> [DESCRIPTION OF THE TASK]
Set down each record exactly as written.

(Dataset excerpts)
==*==

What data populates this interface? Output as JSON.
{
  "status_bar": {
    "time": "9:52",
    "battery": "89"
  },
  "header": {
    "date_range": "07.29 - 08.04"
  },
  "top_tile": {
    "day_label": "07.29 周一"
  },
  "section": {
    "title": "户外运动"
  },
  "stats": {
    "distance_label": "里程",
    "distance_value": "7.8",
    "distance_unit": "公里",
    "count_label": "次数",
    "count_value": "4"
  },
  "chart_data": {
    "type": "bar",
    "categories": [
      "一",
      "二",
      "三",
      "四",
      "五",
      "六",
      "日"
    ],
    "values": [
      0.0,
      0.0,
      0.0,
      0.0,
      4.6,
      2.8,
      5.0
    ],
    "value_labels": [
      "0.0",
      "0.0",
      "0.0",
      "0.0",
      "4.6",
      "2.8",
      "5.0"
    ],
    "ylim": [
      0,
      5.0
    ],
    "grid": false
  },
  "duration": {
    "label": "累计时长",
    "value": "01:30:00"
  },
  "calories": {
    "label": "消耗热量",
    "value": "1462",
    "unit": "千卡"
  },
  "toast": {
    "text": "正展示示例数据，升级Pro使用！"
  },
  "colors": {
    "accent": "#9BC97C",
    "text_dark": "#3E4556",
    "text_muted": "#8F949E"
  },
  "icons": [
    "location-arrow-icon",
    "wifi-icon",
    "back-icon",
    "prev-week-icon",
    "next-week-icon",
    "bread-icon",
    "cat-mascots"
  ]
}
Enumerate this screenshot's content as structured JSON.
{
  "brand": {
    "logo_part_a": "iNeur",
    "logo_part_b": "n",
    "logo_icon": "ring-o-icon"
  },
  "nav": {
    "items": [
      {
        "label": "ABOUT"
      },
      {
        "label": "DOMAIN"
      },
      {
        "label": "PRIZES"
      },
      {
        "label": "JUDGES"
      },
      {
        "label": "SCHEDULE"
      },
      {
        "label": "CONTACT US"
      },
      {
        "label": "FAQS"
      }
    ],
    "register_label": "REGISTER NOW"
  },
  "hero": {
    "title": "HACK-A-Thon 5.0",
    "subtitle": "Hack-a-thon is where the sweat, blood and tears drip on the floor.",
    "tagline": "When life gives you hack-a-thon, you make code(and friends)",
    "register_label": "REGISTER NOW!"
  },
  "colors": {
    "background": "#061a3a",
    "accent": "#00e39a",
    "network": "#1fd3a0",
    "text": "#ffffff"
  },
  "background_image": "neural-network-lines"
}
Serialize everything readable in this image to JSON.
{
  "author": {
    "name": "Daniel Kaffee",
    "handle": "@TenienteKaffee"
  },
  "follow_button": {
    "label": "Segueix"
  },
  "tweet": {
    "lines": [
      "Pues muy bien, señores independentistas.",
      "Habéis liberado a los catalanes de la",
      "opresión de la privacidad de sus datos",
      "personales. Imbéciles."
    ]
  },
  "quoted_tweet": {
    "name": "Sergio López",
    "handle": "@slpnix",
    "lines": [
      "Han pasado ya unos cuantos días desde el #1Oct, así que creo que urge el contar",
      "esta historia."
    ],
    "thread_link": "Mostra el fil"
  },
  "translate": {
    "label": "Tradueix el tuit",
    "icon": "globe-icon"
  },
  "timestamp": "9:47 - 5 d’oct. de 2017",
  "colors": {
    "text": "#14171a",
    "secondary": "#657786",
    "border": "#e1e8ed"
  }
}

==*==

> [COMPLETED TASK]
What data populates this interface? Output as JSON.
{
  "status_bar": {
    "time": "9:52",
    "battery": "89"
  },
  "header": {
    "date_range": "07.29 - 08.04"
  },
  "top_tile": {
    "day_label": "07.29 周一"
  },
  "section": {
    "title": "户外运动"
  },
  "stats": {
    "distance_label": "里程",
    "distance_value": "7.8",
    "distance_unit": "公里",
    "count_label": "次数",
    "count_value": "4"
  },
  "chart_data": {
    "type": "bar",
    "categories": [
      "一",
      "二",
      "三",
      "四",
      "五",
      "六",
      "日"
    ],
    "values": [
      0.0,
      0.0,
      0.0,
      0.0,
      4.6,
      2.8,
      5.0
    ],
    "value_labels": [
      "0.0",
      "0.0",
      "0.0",
      "0.0",
      "4.6",
      "2.8",
      "5.0"
    ],
    "ylim": [
      0,
      5.0
    ],
    "grid": false
  },
  "duration": {
    "label": "累计时长",
    "value": "01:30:00"
  },
  "calories": {
    "label": "消耗热量",
    "value": "1462",
    "unit": "千卡"
  },
  "toast": {
    "text": "正展示示例数据，升级Pro使用！"
  },
  "colors": {
    "accent": "#9BC97C",
    "text_dark": "#3E4556",
    "text_muted": "#8F949E"
  },
  "icons": [
    "location-arrow-icon",
    "wifi-icon",
    "back-icon",
    "prev-week-icon",
    "next-week-icon",
    "bread-icon",
    "cat-mascots"
  ]
}
Enumerate this screenshot's content as structured JSON.
{
  "brand": {
    "logo_part_a": "iNeur",
    "logo_part_b": "n",
    "logo_icon": "ring-o-icon"
  },
  "nav": {
    "items": [
      {
        "label": "ABOUT"
      },
      {
        "label": "DOMAIN"
      },
      {
        "label": "PRIZES"
      },
      {
        "label": "JUDGES"
      },
      {
        "label": "SCHEDULE"
      },
      {
        "label": "CONTACT US"
      },
      {
        "label": "FAQS"
      }
    ],
    "register_label": "REGISTER NOW"
  },
  "hero": {
    "title": "HACK-A-Thon 5.0",
    "subtitle": "Hack-a-thon is where the sweat, blood and tears drip on the floor.",
    "tagline": "When life gives you hack-a-thon, you make code(and friends)",
    "register_label": "REGISTER NOW!"
  },
  "colors": {
    "background": "#061a3a",
    "accent": "#00e39a",
    "network": "#1fd3a0",
    "text": "#ffffff"
  },
  "background_image": "neural-network-lines"
}
Serialize everything readable in this image to JSON.
{
  "author": {
    "name": "Daniel Kaffee",
    "handle": "@TenienteKaffee"
  },
  "follow_button": {
    "label": "Segueix"
  },
  "tweet": {
    "lines": [
      "Pues muy bien, señores independentistas.",
      "Habéis liberado a los catalanes de la",
      "opresión de la privacidad de sus datos",
      "personales. Imbéciles."
    ]
  },
  "quoted_tweet": {
    "name": "Sergio López",
    "handle": "@slpnix",
    "lines": [
      "Han pasado ya unos cuantos días desde el #1Oct, así que creo que urge el contar",
      "esta historia."
    ],
    "thread_link": "Mostra el fil"
  },
  "translate": {
    "label": "Tradueix el tuit",
    "icon": "globe-icon"
  },
  "timestamp": "9:47 - 5 d’oct. de 2017",
  "colors": {
    "text": "#14171a",
    "secondary": "#657786",
    "border": "#e1e8ed"
  }
}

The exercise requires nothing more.